(Beginning of Records supplied)

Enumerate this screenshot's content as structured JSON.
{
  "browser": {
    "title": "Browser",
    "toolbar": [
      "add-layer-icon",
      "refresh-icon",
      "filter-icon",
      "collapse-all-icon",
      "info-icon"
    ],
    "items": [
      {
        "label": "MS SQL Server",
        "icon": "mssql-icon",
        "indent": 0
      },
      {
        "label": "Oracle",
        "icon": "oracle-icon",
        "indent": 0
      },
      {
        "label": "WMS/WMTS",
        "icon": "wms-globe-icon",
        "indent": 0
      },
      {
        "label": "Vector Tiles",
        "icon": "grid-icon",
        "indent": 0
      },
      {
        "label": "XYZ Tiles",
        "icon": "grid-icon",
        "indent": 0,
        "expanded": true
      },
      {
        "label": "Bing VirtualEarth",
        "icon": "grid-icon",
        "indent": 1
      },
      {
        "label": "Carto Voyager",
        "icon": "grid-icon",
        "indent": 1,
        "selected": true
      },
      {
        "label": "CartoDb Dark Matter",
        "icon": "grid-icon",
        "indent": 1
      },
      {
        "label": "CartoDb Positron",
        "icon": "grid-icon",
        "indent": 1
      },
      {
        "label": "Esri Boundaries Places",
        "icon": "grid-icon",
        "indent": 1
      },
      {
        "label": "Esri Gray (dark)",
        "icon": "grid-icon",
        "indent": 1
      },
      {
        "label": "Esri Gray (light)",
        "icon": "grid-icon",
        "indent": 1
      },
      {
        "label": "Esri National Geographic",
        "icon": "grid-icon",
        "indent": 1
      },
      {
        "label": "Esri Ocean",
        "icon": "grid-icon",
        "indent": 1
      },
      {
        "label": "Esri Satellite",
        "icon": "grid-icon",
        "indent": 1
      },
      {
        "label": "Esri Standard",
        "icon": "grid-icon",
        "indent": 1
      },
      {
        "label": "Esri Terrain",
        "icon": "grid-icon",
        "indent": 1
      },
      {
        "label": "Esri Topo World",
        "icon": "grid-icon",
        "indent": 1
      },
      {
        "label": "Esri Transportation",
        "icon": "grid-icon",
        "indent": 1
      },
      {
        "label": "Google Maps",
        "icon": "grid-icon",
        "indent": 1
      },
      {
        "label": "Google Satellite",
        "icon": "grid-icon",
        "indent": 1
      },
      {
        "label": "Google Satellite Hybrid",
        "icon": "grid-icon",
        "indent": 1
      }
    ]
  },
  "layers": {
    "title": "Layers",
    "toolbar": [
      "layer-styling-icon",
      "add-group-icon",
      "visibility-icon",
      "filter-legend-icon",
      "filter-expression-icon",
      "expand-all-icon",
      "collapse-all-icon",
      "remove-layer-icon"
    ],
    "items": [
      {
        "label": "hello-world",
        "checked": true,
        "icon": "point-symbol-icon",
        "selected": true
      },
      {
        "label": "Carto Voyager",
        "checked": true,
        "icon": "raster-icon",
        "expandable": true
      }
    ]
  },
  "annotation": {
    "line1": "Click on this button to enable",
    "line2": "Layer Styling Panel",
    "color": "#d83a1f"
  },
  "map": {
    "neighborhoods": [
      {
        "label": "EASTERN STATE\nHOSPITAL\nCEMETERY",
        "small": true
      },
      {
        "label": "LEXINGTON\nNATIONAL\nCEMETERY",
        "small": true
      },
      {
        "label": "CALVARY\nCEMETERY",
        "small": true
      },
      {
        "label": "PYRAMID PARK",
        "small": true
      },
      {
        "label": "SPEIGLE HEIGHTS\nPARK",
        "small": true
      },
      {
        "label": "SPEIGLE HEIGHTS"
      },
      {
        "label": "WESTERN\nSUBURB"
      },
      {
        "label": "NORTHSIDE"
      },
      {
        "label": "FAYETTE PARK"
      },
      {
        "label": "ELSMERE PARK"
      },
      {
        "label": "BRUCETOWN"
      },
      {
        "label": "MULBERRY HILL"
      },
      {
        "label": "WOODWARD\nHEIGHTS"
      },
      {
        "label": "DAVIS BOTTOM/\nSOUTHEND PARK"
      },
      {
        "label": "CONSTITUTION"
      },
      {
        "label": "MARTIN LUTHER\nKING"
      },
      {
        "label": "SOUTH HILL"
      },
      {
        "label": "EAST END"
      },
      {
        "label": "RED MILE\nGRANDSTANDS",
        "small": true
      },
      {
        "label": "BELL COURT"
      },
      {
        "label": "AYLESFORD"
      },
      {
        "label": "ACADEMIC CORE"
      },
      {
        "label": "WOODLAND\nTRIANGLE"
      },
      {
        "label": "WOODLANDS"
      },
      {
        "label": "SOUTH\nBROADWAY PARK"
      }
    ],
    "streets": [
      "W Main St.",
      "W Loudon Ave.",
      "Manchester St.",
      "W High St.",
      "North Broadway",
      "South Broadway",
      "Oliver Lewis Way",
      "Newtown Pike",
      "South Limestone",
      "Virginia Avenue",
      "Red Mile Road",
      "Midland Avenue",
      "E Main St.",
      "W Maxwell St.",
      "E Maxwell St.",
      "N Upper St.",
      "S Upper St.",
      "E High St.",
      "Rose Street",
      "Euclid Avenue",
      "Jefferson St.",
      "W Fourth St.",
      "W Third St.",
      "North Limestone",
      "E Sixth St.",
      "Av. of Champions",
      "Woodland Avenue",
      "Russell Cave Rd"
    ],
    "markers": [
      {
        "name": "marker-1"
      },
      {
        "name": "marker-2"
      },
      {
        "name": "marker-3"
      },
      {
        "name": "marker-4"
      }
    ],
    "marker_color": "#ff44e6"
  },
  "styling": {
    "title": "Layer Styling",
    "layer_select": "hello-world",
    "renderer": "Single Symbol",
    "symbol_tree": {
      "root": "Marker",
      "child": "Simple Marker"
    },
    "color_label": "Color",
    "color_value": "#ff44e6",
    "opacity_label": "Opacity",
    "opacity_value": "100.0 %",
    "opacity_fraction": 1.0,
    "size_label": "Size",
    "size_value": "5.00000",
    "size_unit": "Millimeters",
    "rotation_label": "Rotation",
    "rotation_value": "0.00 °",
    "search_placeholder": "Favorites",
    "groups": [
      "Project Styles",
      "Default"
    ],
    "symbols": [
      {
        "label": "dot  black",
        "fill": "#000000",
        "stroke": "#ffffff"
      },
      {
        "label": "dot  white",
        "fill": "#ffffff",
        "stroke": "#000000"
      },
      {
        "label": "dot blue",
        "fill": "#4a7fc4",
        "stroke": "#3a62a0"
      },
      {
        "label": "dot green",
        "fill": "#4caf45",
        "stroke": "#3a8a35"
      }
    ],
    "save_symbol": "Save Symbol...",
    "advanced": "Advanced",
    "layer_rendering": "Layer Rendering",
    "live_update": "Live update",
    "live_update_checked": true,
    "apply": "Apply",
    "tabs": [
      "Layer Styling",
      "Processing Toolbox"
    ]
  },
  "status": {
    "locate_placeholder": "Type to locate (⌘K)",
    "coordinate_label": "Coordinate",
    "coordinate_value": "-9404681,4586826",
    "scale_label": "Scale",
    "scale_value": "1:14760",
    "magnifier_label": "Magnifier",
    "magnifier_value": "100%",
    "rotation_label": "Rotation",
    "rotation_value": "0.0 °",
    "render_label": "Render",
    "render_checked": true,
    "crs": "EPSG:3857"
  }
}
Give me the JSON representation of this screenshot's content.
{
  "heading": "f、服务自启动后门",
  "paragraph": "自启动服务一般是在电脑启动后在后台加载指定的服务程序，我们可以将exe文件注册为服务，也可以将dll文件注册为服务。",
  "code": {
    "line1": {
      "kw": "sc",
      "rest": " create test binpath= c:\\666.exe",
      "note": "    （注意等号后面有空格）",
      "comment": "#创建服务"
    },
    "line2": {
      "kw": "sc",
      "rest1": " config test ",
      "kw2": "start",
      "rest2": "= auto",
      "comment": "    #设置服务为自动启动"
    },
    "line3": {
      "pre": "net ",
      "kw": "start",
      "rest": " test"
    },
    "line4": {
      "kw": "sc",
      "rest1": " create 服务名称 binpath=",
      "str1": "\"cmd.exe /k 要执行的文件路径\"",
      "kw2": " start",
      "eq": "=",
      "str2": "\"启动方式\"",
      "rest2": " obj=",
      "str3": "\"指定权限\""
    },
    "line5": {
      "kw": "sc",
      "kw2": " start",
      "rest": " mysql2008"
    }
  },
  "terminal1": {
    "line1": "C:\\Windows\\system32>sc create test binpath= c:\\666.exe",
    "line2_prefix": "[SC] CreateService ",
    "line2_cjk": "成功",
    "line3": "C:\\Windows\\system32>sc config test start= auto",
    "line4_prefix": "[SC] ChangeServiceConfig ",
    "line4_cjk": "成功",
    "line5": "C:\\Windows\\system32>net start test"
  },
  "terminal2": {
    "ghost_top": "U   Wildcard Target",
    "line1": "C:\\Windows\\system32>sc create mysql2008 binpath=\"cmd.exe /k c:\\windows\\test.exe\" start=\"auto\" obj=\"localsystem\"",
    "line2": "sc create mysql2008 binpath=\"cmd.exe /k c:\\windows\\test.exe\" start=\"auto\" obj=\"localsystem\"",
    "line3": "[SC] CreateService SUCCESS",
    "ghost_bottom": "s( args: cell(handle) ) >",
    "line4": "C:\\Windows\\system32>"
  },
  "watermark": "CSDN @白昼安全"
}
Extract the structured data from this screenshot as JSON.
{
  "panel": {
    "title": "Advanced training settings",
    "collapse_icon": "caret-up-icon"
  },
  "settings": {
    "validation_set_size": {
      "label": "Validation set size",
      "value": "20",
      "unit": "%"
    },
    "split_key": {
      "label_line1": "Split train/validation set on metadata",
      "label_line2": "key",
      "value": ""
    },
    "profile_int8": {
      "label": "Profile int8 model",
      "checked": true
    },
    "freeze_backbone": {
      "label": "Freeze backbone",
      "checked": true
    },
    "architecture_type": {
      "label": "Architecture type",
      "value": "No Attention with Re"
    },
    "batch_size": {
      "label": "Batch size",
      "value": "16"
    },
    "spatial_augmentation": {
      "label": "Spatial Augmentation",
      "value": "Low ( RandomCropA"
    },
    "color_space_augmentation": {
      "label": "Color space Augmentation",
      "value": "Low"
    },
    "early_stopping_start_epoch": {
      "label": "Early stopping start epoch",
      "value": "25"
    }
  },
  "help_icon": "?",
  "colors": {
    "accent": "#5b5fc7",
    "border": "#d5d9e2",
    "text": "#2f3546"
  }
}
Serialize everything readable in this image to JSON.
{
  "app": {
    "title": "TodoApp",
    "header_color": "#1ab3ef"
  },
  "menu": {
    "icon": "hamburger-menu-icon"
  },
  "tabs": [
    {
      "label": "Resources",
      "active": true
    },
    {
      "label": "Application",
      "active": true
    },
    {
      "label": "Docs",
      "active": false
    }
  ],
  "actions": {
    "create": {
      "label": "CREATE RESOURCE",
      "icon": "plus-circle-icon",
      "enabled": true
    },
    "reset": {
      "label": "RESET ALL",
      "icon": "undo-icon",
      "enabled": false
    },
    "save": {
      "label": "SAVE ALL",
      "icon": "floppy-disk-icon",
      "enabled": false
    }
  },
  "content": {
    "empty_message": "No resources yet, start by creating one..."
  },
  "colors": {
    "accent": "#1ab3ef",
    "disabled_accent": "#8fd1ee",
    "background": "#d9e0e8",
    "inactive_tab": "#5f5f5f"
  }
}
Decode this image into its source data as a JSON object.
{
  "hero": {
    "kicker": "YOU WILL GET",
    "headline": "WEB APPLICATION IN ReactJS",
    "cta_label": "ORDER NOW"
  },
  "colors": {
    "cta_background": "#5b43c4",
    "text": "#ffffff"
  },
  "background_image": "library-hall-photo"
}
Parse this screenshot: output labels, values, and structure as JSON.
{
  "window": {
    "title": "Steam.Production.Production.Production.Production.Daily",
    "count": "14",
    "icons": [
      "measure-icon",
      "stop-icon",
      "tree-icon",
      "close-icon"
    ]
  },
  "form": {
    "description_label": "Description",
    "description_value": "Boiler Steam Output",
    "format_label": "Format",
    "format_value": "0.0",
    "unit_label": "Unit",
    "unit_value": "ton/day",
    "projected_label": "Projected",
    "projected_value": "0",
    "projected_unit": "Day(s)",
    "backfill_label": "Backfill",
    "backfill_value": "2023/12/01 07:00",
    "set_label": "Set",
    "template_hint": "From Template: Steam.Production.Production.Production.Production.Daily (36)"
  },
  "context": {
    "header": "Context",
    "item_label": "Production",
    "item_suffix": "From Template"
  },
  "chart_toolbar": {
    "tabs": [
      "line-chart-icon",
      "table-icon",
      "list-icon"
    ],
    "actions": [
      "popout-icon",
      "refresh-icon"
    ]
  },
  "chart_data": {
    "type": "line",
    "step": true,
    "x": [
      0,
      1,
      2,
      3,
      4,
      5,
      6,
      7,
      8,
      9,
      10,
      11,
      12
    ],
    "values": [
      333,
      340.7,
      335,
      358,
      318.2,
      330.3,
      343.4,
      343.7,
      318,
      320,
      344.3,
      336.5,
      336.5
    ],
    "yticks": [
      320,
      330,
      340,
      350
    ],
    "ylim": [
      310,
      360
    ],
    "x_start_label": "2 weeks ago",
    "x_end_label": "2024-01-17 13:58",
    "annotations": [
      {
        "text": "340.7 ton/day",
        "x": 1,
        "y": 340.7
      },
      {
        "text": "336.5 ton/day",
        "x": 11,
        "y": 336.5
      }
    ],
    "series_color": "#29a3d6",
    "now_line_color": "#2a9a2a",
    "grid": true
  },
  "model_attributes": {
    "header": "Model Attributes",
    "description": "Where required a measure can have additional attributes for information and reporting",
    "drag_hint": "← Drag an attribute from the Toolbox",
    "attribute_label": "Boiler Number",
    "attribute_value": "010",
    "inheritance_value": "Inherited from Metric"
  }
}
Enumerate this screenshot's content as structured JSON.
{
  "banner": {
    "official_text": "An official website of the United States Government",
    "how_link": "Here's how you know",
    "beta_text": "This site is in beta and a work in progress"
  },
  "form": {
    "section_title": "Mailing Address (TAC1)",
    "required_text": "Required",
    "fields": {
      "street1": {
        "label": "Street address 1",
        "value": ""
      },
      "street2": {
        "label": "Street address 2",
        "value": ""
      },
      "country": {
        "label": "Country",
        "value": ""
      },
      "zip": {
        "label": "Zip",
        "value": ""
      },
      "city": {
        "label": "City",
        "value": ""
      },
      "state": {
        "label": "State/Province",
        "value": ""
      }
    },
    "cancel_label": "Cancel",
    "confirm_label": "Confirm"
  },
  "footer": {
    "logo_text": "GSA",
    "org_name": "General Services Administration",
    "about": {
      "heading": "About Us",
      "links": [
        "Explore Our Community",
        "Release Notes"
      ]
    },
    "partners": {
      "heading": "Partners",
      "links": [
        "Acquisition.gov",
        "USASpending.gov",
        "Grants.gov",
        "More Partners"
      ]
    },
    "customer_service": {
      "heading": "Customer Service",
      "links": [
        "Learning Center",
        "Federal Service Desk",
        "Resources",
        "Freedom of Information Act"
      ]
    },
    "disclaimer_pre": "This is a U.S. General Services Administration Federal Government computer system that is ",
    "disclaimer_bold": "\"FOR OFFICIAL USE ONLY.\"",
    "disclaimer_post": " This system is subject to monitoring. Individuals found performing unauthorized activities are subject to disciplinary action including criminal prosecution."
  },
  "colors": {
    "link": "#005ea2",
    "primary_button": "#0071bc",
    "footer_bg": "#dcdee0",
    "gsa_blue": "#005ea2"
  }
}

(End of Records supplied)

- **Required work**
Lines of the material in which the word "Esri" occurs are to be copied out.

- **Written reply**
        "label": "Esri Boundaries Places",
        "label": "Esri Gray (dark)",
        "label": "Esri Gray (light)",
        "label": "Esri National Geographic",
        "label": "Esri Ocean",
        "label": "Esri Satellite",
        "label": "Esri Standard",
        "label": "Esri Terrain",
        "label": "Esri Topo World",
        "label": "Esri Transportation",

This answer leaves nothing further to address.